App and web page records:
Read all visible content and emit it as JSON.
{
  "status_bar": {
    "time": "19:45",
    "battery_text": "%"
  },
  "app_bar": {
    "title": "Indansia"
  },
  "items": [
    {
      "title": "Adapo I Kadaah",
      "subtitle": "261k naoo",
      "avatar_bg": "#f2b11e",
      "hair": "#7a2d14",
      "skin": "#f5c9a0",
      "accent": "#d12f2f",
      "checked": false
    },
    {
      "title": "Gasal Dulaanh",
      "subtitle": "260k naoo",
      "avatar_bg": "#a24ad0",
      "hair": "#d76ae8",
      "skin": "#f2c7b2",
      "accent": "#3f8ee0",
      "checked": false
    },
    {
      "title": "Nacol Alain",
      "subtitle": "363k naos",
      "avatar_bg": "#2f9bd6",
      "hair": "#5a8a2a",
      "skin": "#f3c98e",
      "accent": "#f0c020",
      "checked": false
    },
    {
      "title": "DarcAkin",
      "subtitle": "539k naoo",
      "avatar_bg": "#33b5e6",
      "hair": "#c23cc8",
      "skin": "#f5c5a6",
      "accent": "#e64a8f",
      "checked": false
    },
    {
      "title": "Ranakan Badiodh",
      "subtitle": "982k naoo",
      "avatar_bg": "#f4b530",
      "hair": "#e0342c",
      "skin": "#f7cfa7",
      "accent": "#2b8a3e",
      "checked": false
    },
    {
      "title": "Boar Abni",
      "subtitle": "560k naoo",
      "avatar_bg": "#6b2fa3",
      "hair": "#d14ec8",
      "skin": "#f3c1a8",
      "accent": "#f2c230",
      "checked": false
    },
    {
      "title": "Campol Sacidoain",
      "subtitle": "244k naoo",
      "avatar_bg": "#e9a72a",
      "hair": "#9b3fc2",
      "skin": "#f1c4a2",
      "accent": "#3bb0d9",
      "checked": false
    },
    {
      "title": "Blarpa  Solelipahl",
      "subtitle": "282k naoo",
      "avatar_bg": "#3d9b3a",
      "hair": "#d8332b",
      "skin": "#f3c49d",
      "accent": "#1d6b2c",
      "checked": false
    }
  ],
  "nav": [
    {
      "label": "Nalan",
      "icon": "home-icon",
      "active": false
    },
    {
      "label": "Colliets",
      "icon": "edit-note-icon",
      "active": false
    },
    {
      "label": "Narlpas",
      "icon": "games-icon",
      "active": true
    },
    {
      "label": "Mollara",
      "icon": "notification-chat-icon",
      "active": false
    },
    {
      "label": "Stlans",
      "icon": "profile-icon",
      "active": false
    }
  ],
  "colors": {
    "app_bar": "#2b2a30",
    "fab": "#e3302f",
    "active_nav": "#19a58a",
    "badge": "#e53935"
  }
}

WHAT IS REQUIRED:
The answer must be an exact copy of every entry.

EXERCISE ANSWER:
Read all visible content and emit it as JSON.
{
  "status_bar": {
    "time": "19:45",
    "battery_text": "%"
  },
  "app_bar": {
    "title": "Indansia"
  },
  "items": [
    {
      "title": "Adapo I Kadaah",
      "subtitle": "261k naoo",
      "avatar_bg": "#f2b11e",
      "hair": "#7a2d14",
      "skin": "#f5c9a0",
      "accent": "#d12f2f",
      "checked": false
    },
    {
      "title": "Gasal Dulaanh",
      "subtitle": "260k naoo",
      "avatar_bg": "#a24ad0",
      "hair": "#d76ae8",
      "skin": "#f2c7b2",
      "accent": "#3f8ee0",
      "checked": false
    },
    {
      "title": "Nacol Alain",
      "subtitle": "363k naos",
      "avatar_bg": "#2f9bd6",
      "hair": "#5a8a2a",
      "skin": "#f3c98e",
      "accent": "#f0c020",
      "checked": false
    },
    {
      "title": "DarcAkin",
      "subtitle": "539k naoo",
      "avatar_bg": "#33b5e6",
      "hair": "#c23cc8",
      "skin": "#f5c5a6",
      "accent": "#e64a8f",
      "checked": false
    },
    {
      "title": "Ranakan Badiodh",
      "subtitle": "982k naoo",
      "avatar_bg": "#f4b530",
      "hair": "#e0342c",
      "skin": "#f7cfa7",
      "accent": "#2b8a3e",
      "checked": false
    },
    {
      "title": "Boar Abni",
      "subtitle": "560k naoo",
      "avatar_bg": "#6b2fa3",
      "hair": "#d14ec8",
      "skin": "#f3c1a8",
      "accent": "#f2c230",
      "checked": false
    },
    {
      "title": "Campol Sacidoain",
      "subtitle": "244k naoo",
      "avatar_bg": "#e9a72a",
      "hair": "#9b3fc2",
      "skin": "#f1c4a2",
      "accent": "#3bb0d9",
      "checked": false
    },
    {
      "title": "Blarpa  Solelipahl",
      "subtitle": "282k naoo",
      "avatar_bg": "#3d9b3a",
      "hair": "#d8332b",
      "skin": "#f3c49d",
      "accent": "#1d6b2c",
      "checked": false
    }
  ],
  "nav": [
    {
      "label": "Nalan",
      "icon": "home-icon",
      "active": false
    },
    {
      "label": "Colliets",
      "icon": "edit-note-icon",
      "active": false
    },
    {
      "label": "Narlpas",
      "icon": "games-icon",
      "active": true
    },
    {
      "label": "Mollara",
      "icon": "notification-chat-icon",
      "active": false
    },
    {
      "label": "Stlans",
      "icon": "profile-icon",
      "active": false
    }
  ],
  "colors": {
    "app_bar": "#2b2a30",
    "fab": "#e3302f",
    "active_nav": "#19a58a",
    "badge": "#e53935"
  }
}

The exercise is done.